I never reported it. I knew I would not be believed by the police. I also couldn’t handle the family drama; given that he is basically a second son to my aunt and uncle, I knew they would never believe me either. I developed serious depression, which I am still battling with. I told some friends; their support was minimal, and I now find it difficult to trust any man. Maybe I could have handled things differently, but I think that when it happens, it’s hard to process that something like rape is actually happening. It took me ages to call it rape, to verbalise what happened to me. Even just writing this email has been incredibly hard.
If you are rape survivor and need someone to talk to, please don’t hesitate to call the ‘Stop Gender Violence‘ helpline at 0800 150 150.
Note: Rape myths abound after the Vavi rape accusation was brought to light.
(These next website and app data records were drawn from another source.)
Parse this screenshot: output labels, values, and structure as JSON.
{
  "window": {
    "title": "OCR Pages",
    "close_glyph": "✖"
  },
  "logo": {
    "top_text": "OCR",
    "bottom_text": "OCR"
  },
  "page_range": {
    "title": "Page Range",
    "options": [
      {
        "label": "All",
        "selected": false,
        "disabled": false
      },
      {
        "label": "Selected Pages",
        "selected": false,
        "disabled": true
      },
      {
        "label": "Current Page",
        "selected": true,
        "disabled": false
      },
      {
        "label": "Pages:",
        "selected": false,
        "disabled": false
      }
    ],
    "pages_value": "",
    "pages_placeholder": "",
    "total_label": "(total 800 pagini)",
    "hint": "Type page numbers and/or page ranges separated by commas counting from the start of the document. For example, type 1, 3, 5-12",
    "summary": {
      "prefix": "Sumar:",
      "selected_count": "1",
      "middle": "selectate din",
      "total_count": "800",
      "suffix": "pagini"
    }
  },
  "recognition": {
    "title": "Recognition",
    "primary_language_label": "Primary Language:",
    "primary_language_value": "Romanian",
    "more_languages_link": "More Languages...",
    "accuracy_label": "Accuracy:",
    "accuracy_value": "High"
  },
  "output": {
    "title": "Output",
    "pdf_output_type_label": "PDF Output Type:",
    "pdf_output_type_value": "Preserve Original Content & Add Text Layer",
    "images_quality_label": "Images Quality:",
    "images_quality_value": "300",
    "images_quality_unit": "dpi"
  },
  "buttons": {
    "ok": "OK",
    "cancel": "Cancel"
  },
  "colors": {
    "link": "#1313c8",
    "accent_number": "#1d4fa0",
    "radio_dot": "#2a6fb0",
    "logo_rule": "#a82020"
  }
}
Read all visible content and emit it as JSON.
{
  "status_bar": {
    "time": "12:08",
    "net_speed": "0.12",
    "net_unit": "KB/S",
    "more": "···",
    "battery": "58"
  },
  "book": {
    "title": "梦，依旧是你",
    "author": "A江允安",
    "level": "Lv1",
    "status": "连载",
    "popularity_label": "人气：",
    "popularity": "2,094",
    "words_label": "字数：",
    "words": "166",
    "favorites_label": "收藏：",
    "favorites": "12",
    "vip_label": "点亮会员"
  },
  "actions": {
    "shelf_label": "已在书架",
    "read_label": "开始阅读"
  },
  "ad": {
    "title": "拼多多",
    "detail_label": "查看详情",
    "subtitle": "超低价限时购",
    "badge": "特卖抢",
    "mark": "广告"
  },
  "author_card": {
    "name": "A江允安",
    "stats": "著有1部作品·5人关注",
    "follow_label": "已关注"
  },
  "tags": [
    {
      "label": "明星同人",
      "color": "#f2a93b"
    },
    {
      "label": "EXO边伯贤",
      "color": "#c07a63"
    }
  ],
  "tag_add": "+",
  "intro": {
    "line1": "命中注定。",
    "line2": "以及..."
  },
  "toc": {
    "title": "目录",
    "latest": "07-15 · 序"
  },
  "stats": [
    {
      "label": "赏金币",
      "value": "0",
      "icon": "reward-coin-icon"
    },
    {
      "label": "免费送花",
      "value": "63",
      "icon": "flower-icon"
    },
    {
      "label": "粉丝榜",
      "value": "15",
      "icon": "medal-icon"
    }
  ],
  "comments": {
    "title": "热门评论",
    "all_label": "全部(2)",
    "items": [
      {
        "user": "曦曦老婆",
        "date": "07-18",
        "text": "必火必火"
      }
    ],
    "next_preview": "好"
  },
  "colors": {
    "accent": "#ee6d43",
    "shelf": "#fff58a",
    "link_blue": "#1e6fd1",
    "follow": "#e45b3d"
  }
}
These myths hurt all rape survivors – and if you ever experience sexual violence, these myths will hurt you too. The most common myth I’ve seen is the fallacy that if you don’t report to the police, it didn’t happen. (See here.) I put out a call on Twitter for survivors who didn’t report to send me their story. To follow the series, see here.
If you would like to include your story in this conversation, please email me: michelle at journoactivist dot com. I will assume anonymity for all submissions unless specified otherwise.